But we understand that the problem cannot be solved without the Chechen people. You have noted quite rightly that the Chechen people are not great admirers of the bandits whom you have just mentioned. By the way, I never call bandits and terrorists by their names, I think that amounts to giving terrorism publicity.
We will continue to fight terrorists and bandits, we will seek to arrest them and put them on trial. But we will build a peaceful life, we will continue to restore the social infrastructure: hospitals, schools and other social institutions, we will rebuild the economy. As you know, I have submitted to the State Duma a draft law on temporary rule in the Chechen Republic. The head of the Chechen Administration is to be appointed soon, and once the social sphere is restored, we will pass on to normal democratic procedures, to elections. The future of Chechnya as a constituent entity of the Russian Federation lies in the building of a normal democratic society and a normal economy.
Question: And the final question. You have lived in Germany for several years. Who were your best friends there and what did you like about Germany most? And could you say something to our German audience in German?

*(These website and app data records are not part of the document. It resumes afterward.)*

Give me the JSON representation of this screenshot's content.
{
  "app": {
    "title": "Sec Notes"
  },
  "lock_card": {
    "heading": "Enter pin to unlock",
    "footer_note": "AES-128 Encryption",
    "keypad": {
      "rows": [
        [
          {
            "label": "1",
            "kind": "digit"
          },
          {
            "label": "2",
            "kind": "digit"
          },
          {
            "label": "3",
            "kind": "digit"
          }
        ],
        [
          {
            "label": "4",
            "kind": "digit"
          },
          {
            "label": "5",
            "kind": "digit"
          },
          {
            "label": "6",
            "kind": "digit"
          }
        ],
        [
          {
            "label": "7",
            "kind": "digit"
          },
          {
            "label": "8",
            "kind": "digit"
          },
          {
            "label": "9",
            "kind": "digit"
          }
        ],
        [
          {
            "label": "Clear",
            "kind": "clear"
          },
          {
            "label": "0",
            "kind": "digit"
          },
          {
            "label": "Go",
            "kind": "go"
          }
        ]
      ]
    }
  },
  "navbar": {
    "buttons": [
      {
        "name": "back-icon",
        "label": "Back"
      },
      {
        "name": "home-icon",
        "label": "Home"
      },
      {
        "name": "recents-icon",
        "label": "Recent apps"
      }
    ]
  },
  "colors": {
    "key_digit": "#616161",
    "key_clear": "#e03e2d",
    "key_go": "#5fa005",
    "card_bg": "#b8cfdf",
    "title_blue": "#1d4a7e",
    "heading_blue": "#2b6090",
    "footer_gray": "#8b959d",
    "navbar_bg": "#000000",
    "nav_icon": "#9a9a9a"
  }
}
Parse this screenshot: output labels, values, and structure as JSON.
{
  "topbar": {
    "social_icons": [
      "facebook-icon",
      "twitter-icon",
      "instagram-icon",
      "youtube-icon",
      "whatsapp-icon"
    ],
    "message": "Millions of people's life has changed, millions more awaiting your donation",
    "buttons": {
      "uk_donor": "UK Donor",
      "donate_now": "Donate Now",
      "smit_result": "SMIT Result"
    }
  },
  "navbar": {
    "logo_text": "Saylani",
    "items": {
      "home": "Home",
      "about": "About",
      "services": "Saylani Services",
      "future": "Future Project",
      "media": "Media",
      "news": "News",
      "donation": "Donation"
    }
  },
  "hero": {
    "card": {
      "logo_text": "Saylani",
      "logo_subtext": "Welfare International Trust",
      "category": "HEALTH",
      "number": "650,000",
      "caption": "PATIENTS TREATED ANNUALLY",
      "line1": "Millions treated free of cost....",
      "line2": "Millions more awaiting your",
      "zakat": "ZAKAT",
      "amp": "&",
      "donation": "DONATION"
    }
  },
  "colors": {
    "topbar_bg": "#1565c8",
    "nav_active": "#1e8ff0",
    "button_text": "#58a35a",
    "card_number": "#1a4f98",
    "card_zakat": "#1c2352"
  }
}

Vladimir Putin: You know, I have spent several years in Germany. I began studying German at school, and then continued at University. And I studied the language later, when I worked at the security bodies, and then I lived and worked in Germany for five years. I had many friends. If I didn’t have a special warm feeling towards your country I wouldn’t have done all this. And besides, my children often speak German at home, practically as a native tongue. We are very fond of German culture. You have lived in Russia for many years and you too, surely, have both positive and negative impressions of our country. But I assure you a hundred percent that when you go back home only good things will remain in your heart. You will always have warm memories of this. It is the same with me and with my family. We are very fond of Germany and we are proud that we have been exposed to the German culture, that we can read some great books in the original, to talk with you in the same language. I repeat, we are pleased to do it. So, of course, I have the kindest of feelings.
As for saying something, well, I can only wish you all the best – alles Gute!